EXERCISE
Each line of the data below should be repeated exactly.

THE DATA
# # # #

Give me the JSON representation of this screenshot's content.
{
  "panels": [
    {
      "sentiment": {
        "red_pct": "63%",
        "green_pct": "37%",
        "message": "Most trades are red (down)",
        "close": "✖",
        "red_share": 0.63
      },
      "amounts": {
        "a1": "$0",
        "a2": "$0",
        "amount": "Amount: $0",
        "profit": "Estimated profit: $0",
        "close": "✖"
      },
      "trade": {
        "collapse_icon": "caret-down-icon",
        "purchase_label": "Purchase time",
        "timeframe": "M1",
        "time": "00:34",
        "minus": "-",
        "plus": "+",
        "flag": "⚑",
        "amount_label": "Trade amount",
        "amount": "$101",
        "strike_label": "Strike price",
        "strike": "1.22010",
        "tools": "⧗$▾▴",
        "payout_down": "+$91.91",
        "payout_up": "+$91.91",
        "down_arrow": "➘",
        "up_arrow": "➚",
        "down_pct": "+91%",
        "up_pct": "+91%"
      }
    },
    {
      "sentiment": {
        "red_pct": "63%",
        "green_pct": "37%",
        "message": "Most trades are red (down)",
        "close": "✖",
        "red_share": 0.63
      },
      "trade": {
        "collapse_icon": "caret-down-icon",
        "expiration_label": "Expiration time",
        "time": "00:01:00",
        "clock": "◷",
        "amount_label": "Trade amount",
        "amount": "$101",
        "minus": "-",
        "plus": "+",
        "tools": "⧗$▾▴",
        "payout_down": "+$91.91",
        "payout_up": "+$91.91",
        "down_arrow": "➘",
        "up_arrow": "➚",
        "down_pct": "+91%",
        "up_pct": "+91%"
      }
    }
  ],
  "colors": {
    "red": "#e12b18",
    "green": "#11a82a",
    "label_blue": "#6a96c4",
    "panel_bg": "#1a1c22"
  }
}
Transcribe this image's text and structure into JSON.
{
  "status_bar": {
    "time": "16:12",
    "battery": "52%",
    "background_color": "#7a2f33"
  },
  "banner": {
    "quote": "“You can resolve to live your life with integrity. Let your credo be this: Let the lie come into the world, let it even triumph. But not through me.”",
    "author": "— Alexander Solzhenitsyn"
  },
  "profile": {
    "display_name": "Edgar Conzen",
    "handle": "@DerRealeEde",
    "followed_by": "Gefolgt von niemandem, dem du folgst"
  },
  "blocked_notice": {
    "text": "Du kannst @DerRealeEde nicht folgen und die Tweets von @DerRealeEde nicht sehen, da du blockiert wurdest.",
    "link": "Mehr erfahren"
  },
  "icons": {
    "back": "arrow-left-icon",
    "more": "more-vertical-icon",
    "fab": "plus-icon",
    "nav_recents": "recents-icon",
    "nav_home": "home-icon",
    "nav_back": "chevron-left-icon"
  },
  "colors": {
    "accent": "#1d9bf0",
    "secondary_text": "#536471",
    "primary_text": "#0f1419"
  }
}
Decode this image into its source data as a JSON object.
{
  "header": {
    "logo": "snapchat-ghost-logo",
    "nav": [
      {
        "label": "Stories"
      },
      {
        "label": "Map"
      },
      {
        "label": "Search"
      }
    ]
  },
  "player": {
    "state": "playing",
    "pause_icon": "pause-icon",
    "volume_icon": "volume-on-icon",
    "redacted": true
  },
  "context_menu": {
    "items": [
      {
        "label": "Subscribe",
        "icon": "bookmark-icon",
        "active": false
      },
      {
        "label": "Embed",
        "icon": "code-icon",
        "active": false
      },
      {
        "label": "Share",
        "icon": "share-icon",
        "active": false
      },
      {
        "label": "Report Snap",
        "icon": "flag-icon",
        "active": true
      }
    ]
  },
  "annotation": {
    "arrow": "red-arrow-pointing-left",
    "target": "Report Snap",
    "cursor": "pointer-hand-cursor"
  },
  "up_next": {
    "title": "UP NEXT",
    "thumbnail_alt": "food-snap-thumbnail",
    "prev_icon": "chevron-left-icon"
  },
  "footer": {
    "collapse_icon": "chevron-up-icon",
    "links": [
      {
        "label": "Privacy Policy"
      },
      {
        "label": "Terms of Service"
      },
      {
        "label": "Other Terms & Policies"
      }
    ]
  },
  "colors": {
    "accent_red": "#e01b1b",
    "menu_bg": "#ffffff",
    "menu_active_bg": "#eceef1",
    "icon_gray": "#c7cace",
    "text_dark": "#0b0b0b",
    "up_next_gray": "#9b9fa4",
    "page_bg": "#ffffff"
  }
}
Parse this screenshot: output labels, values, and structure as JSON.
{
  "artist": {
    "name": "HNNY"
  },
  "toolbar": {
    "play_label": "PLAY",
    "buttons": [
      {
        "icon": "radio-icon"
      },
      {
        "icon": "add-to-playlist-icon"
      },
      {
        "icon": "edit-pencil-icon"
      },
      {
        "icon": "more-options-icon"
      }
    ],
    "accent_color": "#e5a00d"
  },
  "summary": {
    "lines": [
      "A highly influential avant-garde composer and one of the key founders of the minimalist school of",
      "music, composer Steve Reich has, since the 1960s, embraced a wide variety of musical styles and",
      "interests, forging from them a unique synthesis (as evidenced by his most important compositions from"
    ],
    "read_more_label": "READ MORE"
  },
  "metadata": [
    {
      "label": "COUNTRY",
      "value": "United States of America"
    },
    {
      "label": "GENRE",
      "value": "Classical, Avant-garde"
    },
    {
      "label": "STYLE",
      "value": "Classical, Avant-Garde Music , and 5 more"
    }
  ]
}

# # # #

WRITTEN RESPONSE
Give me the JSON representation of this screenshot's content.
{
  "panels": [
    {
      "sentiment": {
        "red_pct": "63%",
        "green_pct": "37%",
        "message": "Most trades are red (down)",
        "close": "✖",
        "red_share": 0.63
      },
      "amounts": {
        "a1": "$0",
        "a2": "$0",
        "amount": "Amount: $0",
        "profit": "Estimated profit: $0",
        "close": "✖"
      },
      "trade": {
        "collapse_icon": "caret-down-icon",
        "purchase_label": "Purchase time",
        "timeframe": "M1",
        "time": "00:34",
        "minus": "-",
        "plus": "+",
        "flag": "⚑",
        "amount_label": "Trade amount",
        "amount": "$101",
        "strike_label": "Strike price",
        "strike": "1.22010",
        "tools": "⧗$▾▴",
        "payout_down": "+$91.91",
        "payout_up": "+$91.91",
        "down_arrow": "➘",
        "up_arrow": "➚",
        "down_pct": "+91%",
        "up_pct": "+91%"
      }
    },
    {
      "sentiment": {
        "red_pct": "63%",
        "green_pct": "37%",
        "message": "Most trades are red (down)",
        "close": "✖",
        "red_share": 0.63
      },
      "trade": {
        "collapse_icon": "caret-down-icon",
        "expiration_label": "Expiration time",
        "time": "00:01:00",
        "clock": "◷",
        "amount_label": "Trade amount",
        "amount": "$101",
        "minus": "-",
        "plus": "+",
        "tools": "⧗$▾▴",
        "payout_down": "+$91.91",
        "payout_up": "+$91.91",
        "down_arrow": "➘",
        "up_arrow": "➚",
        "down_pct": "+91%",
        "up_pct": "+91%"
      }
    }
  ],
  "colors": {
    "red": "#e12b18",
    "green": "#11a82a",
    "label_blue": "#6a96c4",
    "panel_bg": "#1a1c22"
  }
}
Transcribe this image's text and structure into JSON.
{
  "status_bar": {
    "time": "16:12",
    "battery": "52%",
    "background_color": "#7a2f33"
  },
  "banner": {
    "quote": "“You can resolve to live your life with integrity. Let your credo be this: Let the lie come into the world, let it even triumph. But not through me.”",
    "author": "— Alexander Solzhenitsyn"
  },
  "profile": {
    "display_name": "Edgar Conzen",
    "handle": "@DerRealeEde",
    "followed_by": "Gefolgt von niemandem, dem du folgst"
  },
  "blocked_notice": {
    "text": "Du kannst @DerRealeEde nicht folgen und die Tweets von @DerRealeEde nicht sehen, da du blockiert wurdest.",
    "link": "Mehr erfahren"
  },
  "icons": {
    "back": "arrow-left-icon",
    "more": "more-vertical-icon",
    "fab": "plus-icon",
    "nav_recents": "recents-icon",
    "nav_home": "home-icon",
    "nav_back": "chevron-left-icon"
  },
  "colors": {
    "accent": "#1d9bf0",
    "secondary_text": "#536471",
    "primary_text": "#0f1419"
  }
}
Decode this image into its source data as a JSON object.
{
  "header": {
    "logo": "snapchat-ghost-logo",
    "nav": [
      {
        "label": "Stories"
      },
      {
        "label": "Map"
      },
      {
        "label": "Search"
      }
    ]
  },
  "player": {
    "state": "playing",
    "pause_icon": "pause-icon",
    "volume_icon": "volume-on-icon",
    "redacted": true
  },
  "context_menu": {
    "items": [
      {
        "label": "Subscribe",
        "icon": "bookmark-icon",
        "active": false
      },
      {
        "label": "Embed",
        "icon": "code-icon",
        "active": false
      },
      {
        "label": "Share",
        "icon": "share-icon",
        "active": false
      },
      {
        "label": "Report Snap",
        "icon": "flag-icon",
        "active": true
      }
    ]
  },
  "annotation": {
    "arrow": "red-arrow-pointing-left",
    "target": "Report Snap",
    "cursor": "pointer-hand-cursor"
  },
  "up_next": {
    "title": "UP NEXT",
    "thumbnail_alt": "food-snap-thumbnail",
    "prev_icon": "chevron-left-icon"
  },
  "footer": {
    "collapse_icon": "chevron-up-icon",
    "links": [
      {
        "label": "Privacy Policy"
      },
      {
        "label": "Terms of Service"
      },
      {
        "label": "Other Terms & Policies"
      }
    ]
  },
  "colors": {
    "accent_red": "#e01b1b",
    "menu_bg": "#ffffff",
    "menu_active_bg": "#eceef1",
    "icon_gray": "#c7cace",
    "text_dark": "#0b0b0b",
    "up_next_gray": "#9b9fa4",
    "page_bg": "#ffffff"
  }
}
Parse this screenshot: output labels, values, and structure as JSON.
{
  "artist": {
    "name": "HNNY"
  },
  "toolbar": {
    "play_label": "PLAY",
    "buttons": [
      {
        "icon": "radio-icon"
      },
      {
        "icon": "add-to-playlist-icon"
      },
      {
        "icon": "edit-pencil-icon"
      },
      {
        "icon": "more-options-icon"
      }
    ],
    "accent_color": "#e5a00d"
  },
  "summary": {
    "lines": [
      "A highly influential avant-garde composer and one of the key founders of the minimalist school of",
      "music, composer Steve Reich has, since the 1960s, embraced a wide variety of musical styles and",
      "interests, forging from them a unique synthesis (as evidenced by his most important compositions from"
    ],
    "read_more_label": "READ MORE"
  },
  "metadata": [
    {
      "label": "COUNTRY",
      "value": "United States of America"
    },
    {
      "label": "GENRE",
      "value": "Classical, Avant-garde"
    },
    {
      "label": "STYLE",
      "value": "Classical, Avant-Garde Music , and 5 more"
    }
  ]
}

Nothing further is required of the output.